It was a very rare day in our office last summer if someone did not call for advice and assistance for Japanese beetles. The adult beetle that devoured the foliage of ornamental trees is oval, approximately ½ inch long, has a metallic green and copper back and is considered to be very attractive, until you see the damage it causes.
As the name suggests, the beetle is native to Japan, imported to the U.S. in 1916 by way of New Jersey, and is now established in almost every state east of the Mississippi.
The entire life cycle of the Japanese beetle requires one year to complete. The beetle overwinters as a grub (larva) in the soil below the frost line. In spring, grubs begin feeding on grass roots as they work their way toward the soil surface. After pupation in mid-June, flying adults emerge and begin feeding on the leaves of as many as 275 different kinds of trees and shrubs, creating a lacy and skeletonizing pattern. Favorite foods are rose, cherry, peach, crab apple, plum, linden, Japanese red maple, and certain azaleas.
Adults usually live anywhere from 30 to 45 days. Females feed, mate, re-enter the soil, lay an average of 6 eggs, then return to feed. These periods of feeding and egg laying continue until a total of 40-60 eggs have been deposited. In 10-12 days, the eggs hatch into tiny grubs. These grubs feed on grass roots until cold weather arrives, then move down into the soil to overwinter starting the cycle all over again. Fully grown beetle grubs are grayish-white with brown heads, ¼ inch in diameter, and ¾ to 1 inch long and can be found just under the grass layer in their characteristic “C” shaped position. During this grub stage, beetles can do extensive damage to lawns. As the roots are eaten, the grass turns brown and dies, and will pull up like an old doormat. Before you know it, the damage has been done and overseeding is needed to re-establish the lawn. Often, symptoms won’t show up until it’s too late to treat the cause.
Controlling grubs and adult beetles can be difficult. Predation by birds, moles, shrews. and skunks provide very little control. Applications with sevin or a host of other stomach/contact insecticides work well on active feeding adults, but results are limited as most pesticides remain effective for only 7 to 10 days. Due to continuous migration of adult beetles, additional applications may be needed in areas where population levels are high. In low population areas, plants will tolerate a moderate defoliation and one application may suffice.
“Bag-a-beetle” traps baited with a sex attractant can be used in place of insecticides. For best results, the traps should be placed on the edge of the property and downwind from any desirable plants as they “attract” beetles.
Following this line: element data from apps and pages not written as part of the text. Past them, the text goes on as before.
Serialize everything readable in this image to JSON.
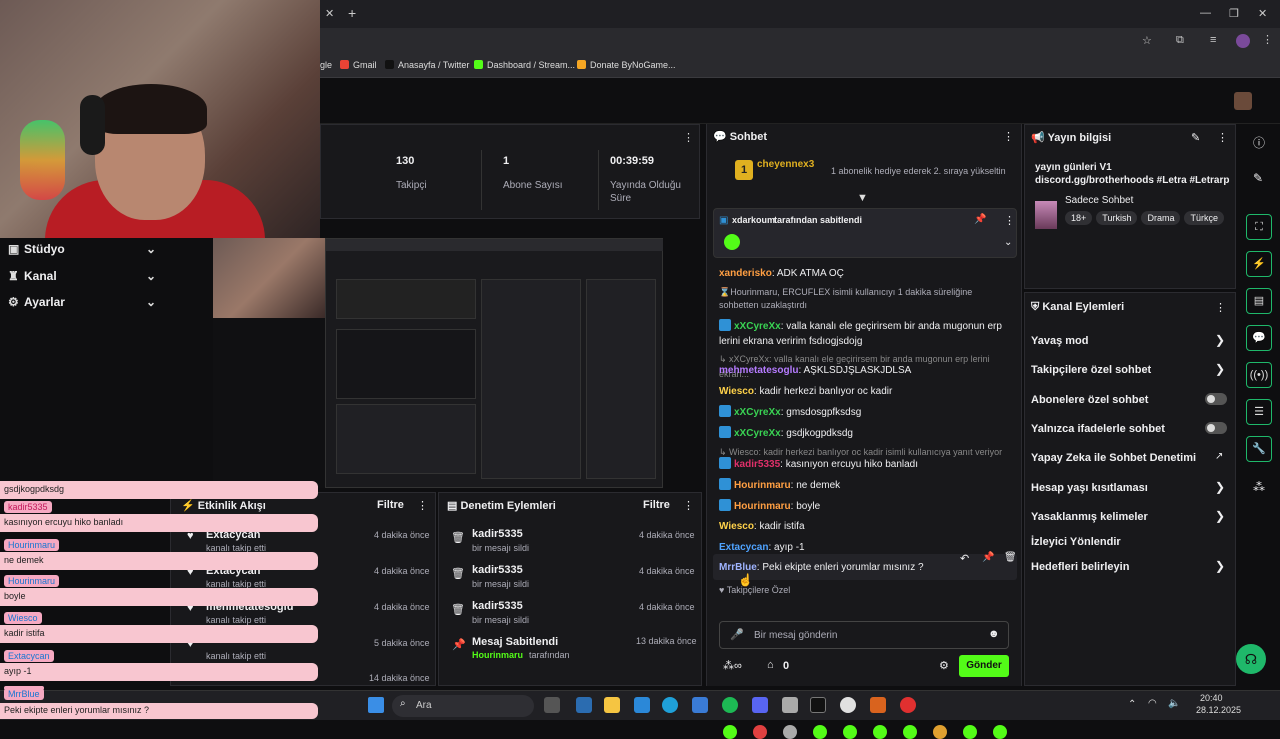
{
  "browser": {
    "bookmarks": [
      "Gmail",
      "Anasayfa / Twitter",
      "Dashboard / Stream...",
      "Donate ByNoGame..."
    ],
    "bookmark_prefix": "gle"
  },
  "stats": [
    {
      "value": "130",
      "label": "Takipçi"
    },
    {
      "value": "1",
      "label": "Abone Sayısı"
    },
    {
      "value": "00:39:59",
      "label": "Yayında Olduğu Süre"
    }
  ],
  "sidebar": {
    "items": [
      {
        "label": "Stüdyo",
        "icon": "studio-icon"
      },
      {
        "label": "Kanal",
        "icon": "channel-icon"
      },
      {
        "label": "Ayarlar",
        "icon": "gear-icon"
      }
    ]
  },
  "overlay": {
    "lines": [
      {
        "type": "text",
        "text": "gsdjkogpdksdg"
      },
      {
        "type": "name",
        "text": "kadir5335"
      },
      {
        "type": "text",
        "text": "kasınıyon ercuyu hiko banladı"
      },
      {
        "type": "name",
        "text": "Hourinmaru"
      },
      {
        "type": "text",
        "text": "ne demek"
      },
      {
        "type": "name",
        "text": "Hourinmaru"
      },
      {
        "type": "text",
        "text": "boyle"
      },
      {
        "type": "name",
        "text": "Wiesco"
      },
      {
        "type": "text",
        "text": "kadir istifa"
      },
      {
        "type": "name",
        "text": "Extacycan"
      },
      {
        "type": "text",
        "text": "ayıp -1"
      },
      {
        "type": "name",
        "text": "MrrBlue"
      },
      {
        "type": "text",
        "text": "Peki ekipte enleri yorumlar mısınız ?"
      }
    ]
  },
  "activity": {
    "title": "Etkinlik Akışı",
    "filter": "Filtre",
    "items": [
      {
        "name": "Extacycan",
        "sub": "kanalı takip etti",
        "time": "4 dakika önce"
      },
      {
        "name": "Extacycan",
        "sub": "kanalı takip etti",
        "time": "4 dakika önce"
      },
      {
        "name": "mehmetatesoglu",
        "sub": "kanalı takip etti",
        "time": "4 dakika önce"
      },
      {
        "name": "",
        "sub": "kanalı takip etti",
        "time": "5 dakika önce"
      },
      {
        "name": "",
        "sub": "",
        "time": "14 dakika önce"
      }
    ]
  },
  "moderation": {
    "title": "Denetim Eylemleri",
    "filter": "Filtre",
    "items": [
      {
        "name": "kadir5335",
        "sub": "bir mesajı sildi",
        "time": "4 dakika önce"
      },
      {
        "name": "kadir5335",
        "sub": "bir mesajı sildi",
        "time": "4 dakika önce"
      },
      {
        "name": "kadir5335",
        "sub": "bir mesajı sildi",
        "time": "4 dakika önce"
      }
    ],
    "pinned": {
      "title": "Mesaj Sabitlendi",
      "user": "Hourinmaru",
      "suffix": "tarafından",
      "time": "13 dakika önce"
    }
  },
  "chat": {
    "title": "Sohbet",
    "hype": {
      "user": "cheyennex3",
      "text": "1 abonelik hediye ederek 2. sıraya yükseltin"
    },
    "pinned_by": "xdarkoum",
    "pinned_suffix": "tarafından sabitlendi",
    "messages": [
      {
        "user": "xanderisko",
        "color": "#ff9f43",
        "text": "ADK ATMA OÇ"
      },
      {
        "system": "Hourinmaru, ERCUFLEX isimli kullanıcıyı 1 dakika süreliğine sohbetten uzaklaştırdı"
      },
      {
        "user": "xXCyreXx",
        "color": "#39d353",
        "badge": true,
        "text": "valla kanalı ele geçirirsem bir anda mugonun erp lerini ekrana veririm fsdıogjsdojg"
      },
      {
        "reply": "xXCyreXx: valla kanalı ele geçirirsem bir anda mugonun erp lerini ekran..."
      },
      {
        "user": "mehmetatesoglu",
        "color": "#b57bff",
        "text": "AŞKLSDJŞLASKJDLSA"
      },
      {
        "user": "Wiesco",
        "color": "#ffd24a",
        "text": "kadir herkezi banlıyor oc kadir"
      },
      {
        "user": "xXCyreXx",
        "color": "#39d353",
        "badge": true,
        "text": "gmsdosgpfksdsg"
      },
      {
        "user": "xXCyreXx",
        "color": "#39d353",
        "badge": true,
        "text": "gsdjkogpdksdg"
      },
      {
        "reply": "Wiesco: kadir herkezi banlıyor oc kadir isimli kullanıcıya yanıt veriyor"
      },
      {
        "user": "kadir5335",
        "color": "#e0306a",
        "badge": true,
        "text": "kasınıyon ercuyu hiko banladı"
      },
      {
        "user": "Hourinmaru",
        "color": "#ff9f43",
        "badge": true,
        "text": "ne demek"
      },
      {
        "user": "Hourinmaru",
        "color": "#ff9f43",
        "badge": true,
        "text": "boyle"
      },
      {
        "user": "Wiesco",
        "color": "#ffd24a",
        "text": "kadir istifa"
      },
      {
        "user": "Extacycan",
        "color": "#4fa3ff",
        "text": "ayıp -1"
      },
      {
        "user": "MrrBlue",
        "color": "#9fb4ff",
        "text": "Peki ekipte enleri yorumlar mısınız ?"
      }
    ],
    "followers_only": "Takipçilere Özel",
    "input_placeholder": "Bir mesaj gönderin",
    "points": "0",
    "send": "Gönder"
  },
  "stream_info": {
    "title": "Yayın bilgisi",
    "text": "yayın günleri V1 discord.gg/brotherhoods #Letra #Letrarp",
    "category": "Sadece Sohbet",
    "tags": [
      "18+",
      "Turkish",
      "Drama",
      "Türkçe"
    ]
  },
  "channel_actions": {
    "title": "Kanal Eylemleri",
    "items": [
      {
        "label": "Yavaş mod",
        "control": "chevron"
      },
      {
        "label": "Takipçilere özel sohbet",
        "control": "chevron"
      },
      {
        "label": "Abonelere özel sohbet",
        "control": "toggle"
      },
      {
        "label": "Yalnızca ifadelerle sohbet",
        "control": "toggle"
      },
      {
        "label": "Yapay Zeka ile Sohbet Denetimi",
        "control": "external"
      },
      {
        "label": "Hesap yaşı kısıtlaması",
        "control": "chevron"
      },
      {
        "label": "Yasaklanmış kelimeler",
        "control": "chevron"
      },
      {
        "label": "İzleyici Yönlendir",
        "control": "none"
      },
      {
        "label": "Hedefleri belirleyin",
        "control": "chevron"
      }
    ]
  },
  "taskbar": {
    "search": "Ara",
    "time": "20:40",
    "date": "28.12.2025"
  }
}
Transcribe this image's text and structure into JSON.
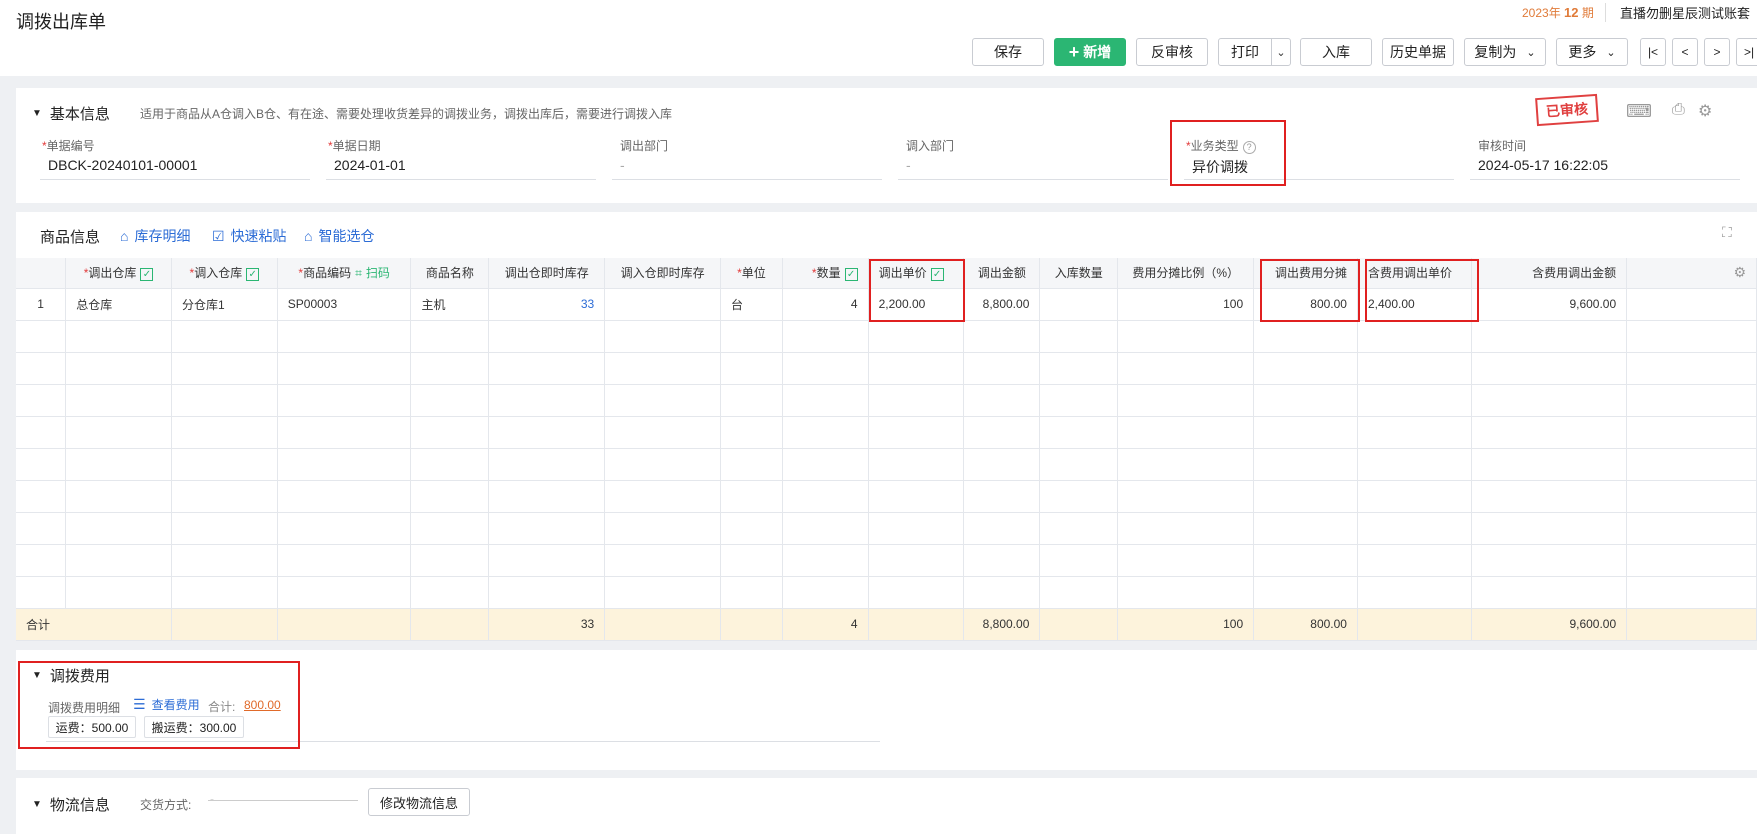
{
  "page": {
    "title": "调拨出库单"
  },
  "period": {
    "year": "2023年",
    "num": "12",
    "suffix": "期"
  },
  "account": {
    "name": "直播勿删星辰测试账套"
  },
  "toolbar": {
    "save": "保存",
    "add": "新增",
    "unaudit": "反审核",
    "print": "打印",
    "stock_in": "入库",
    "history": "历史单据",
    "copy_as": "复制为",
    "more": "更多"
  },
  "nav": {
    "first": "|<",
    "prev": "<",
    "next": ">",
    "last": ">|"
  },
  "basic": {
    "title": "基本信息",
    "desc": "适用于商品从A仓调入B仓、有在途、需要处理收货差异的调拨业务，调拨出库后，需要进行调拨入库",
    "stamp": "已审核",
    "fields": [
      {
        "label": "单据编号",
        "value": "DBCK-20240101-00001"
      },
      {
        "label": "单据日期",
        "value": "2024-01-01"
      },
      {
        "label": "调出部门",
        "value": "-"
      },
      {
        "label": "调入部门",
        "value": "-"
      },
      {
        "label": "业务类型",
        "value": "异价调拨"
      },
      {
        "label": "审核时间",
        "value": "2024-05-17 16:22:05"
      }
    ]
  },
  "goods": {
    "title": "商品信息",
    "links": [
      "库存明细",
      "快速粘贴",
      "智能选仓"
    ],
    "columns": {
      "out_wh": "调出仓库",
      "in_wh": "调入仓库",
      "code": "商品编码",
      "scan": "扫码",
      "name": "商品名称",
      "out_stock": "调出仓即时库存",
      "in_stock": "调入仓即时库存",
      "unit": "单位",
      "qty": "数量",
      "out_price": "调出单价",
      "out_amount": "调出金额",
      "in_qty": "入库数量",
      "ratio": "费用分摊比例（%）",
      "fee_share": "调出费用分摊",
      "price_with_fee": "含费用调出单价",
      "amount_with_fee": "含费用调出金额"
    },
    "rows": [
      {
        "no": "1",
        "out_wh": "总仓库",
        "in_wh": "分仓库1",
        "code": "SP00003",
        "name": "主机",
        "out_stock": "33",
        "in_stock": "",
        "unit": "台",
        "qty": "4",
        "out_price": "2,200.00",
        "out_amount": "8,800.00",
        "in_qty": "",
        "ratio": "100",
        "fee_share": "800.00",
        "price_with_fee": "2,400.00",
        "amount_with_fee": "9,600.00"
      }
    ],
    "total": {
      "label": "合计",
      "out_stock": "33",
      "qty": "4",
      "out_amount": "8,800.00",
      "ratio": "100",
      "fee_share": "800.00",
      "amount_with_fee": "9,600.00"
    }
  },
  "fees": {
    "title": "调拨费用",
    "detail_label": "调拨费用明细",
    "view_link": "查看费用",
    "total_label": "合计:",
    "total_value": "800.00",
    "chips": [
      "运费：500.00",
      "搬运费：300.00"
    ]
  },
  "logistics": {
    "title": "物流信息",
    "delivery_label": "交货方式:",
    "delivery_value": "-",
    "edit_button": "修改物流信息"
  },
  "colors": {
    "primary": "#2bb673",
    "link": "#2c6cd6",
    "highlight": "#e02020",
    "total_row": "#fdf3dc"
  }
}
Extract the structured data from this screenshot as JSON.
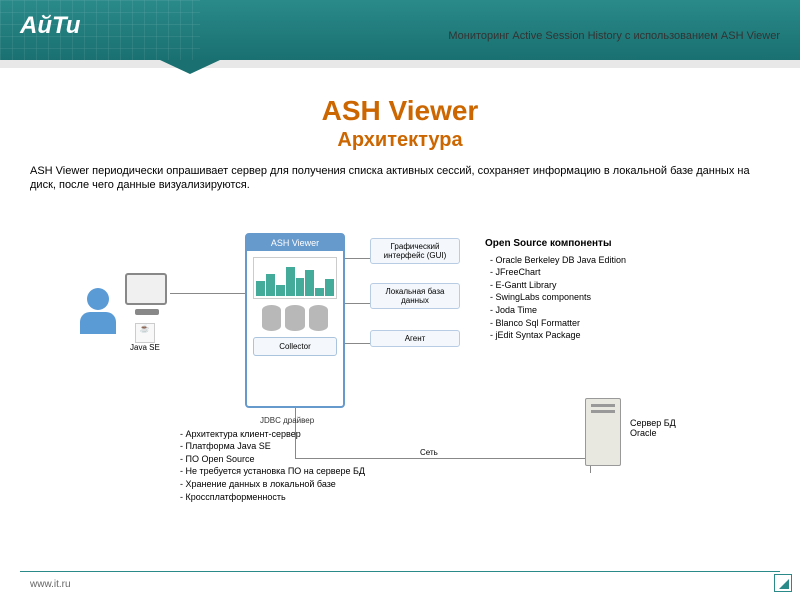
{
  "header": {
    "logo": "АйТи",
    "title": "Мониторинг Active Session History с использованием ASH Viewer"
  },
  "main": {
    "title": "ASH Viewer",
    "subtitle": "Архитектура",
    "description": "ASH Viewer периодически опрашивает сервер для получения списка активных сессий, сохраняет информацию в локальной базе данных на диск, после чего данные визуализируются."
  },
  "diagram": {
    "java_label": "Java SE",
    "ash_viewer_title": "ASH Viewer",
    "collector_label": "Collector",
    "jdbc_label": "JDBC драйвер",
    "gui_label": "Графический интерфейс (GUI)",
    "localdb_label": "Локальная база данных",
    "agent_label": "Агент",
    "network_label": "Сеть",
    "server_label_1": "Сервер БД",
    "server_label_2": "Oracle"
  },
  "opensource": {
    "title": "Open Source компоненты",
    "items": [
      "- Oracle Berkeley DB Java Edition",
      "- JFreeChart",
      "- E-Gantt Library",
      "- SwingLabs components",
      "- Joda Time",
      "- Blanco Sql Formatter",
      "- jEdit Syntax Package"
    ]
  },
  "architecture": {
    "items": [
      "- Архитектура клиент-сервер",
      "- Платформа Java SE",
      "- ПО Open Source",
      "- Не требуется установка ПО на сервере БД",
      "- Хранение данных в локальной базе",
      "- Кроссплатформенность"
    ]
  },
  "footer": {
    "url": "www.it.ru"
  }
}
These traps will help in reducing the adult population but they should not be relied upon for total beetle control.
In 1991, the combination of adult beetles and hot, dry weather during the summer created ideal conditions for grub infestation and damage should be expected for 1992. Consistent applications of granular oftanol in early spring and granular diazinon in late summer provide good control. For best results, these granules should be watered in after their application. The use of milky spore disease for grubs was thought to be a good biological control method, however, studies at the University of Kentucky during the 1980’s proved that milky spore had little to no effect on the adult population over an extended period of time.
During our seasonal visits to your property, SPS technicians will note any problems that they see; however, sometimes new infestations will appear in between our scheduled visits. You can help us by calling and reporting any infestation that may occur so the we may schedule an immediate application. Look for Japanese beetles to appear in mid-June.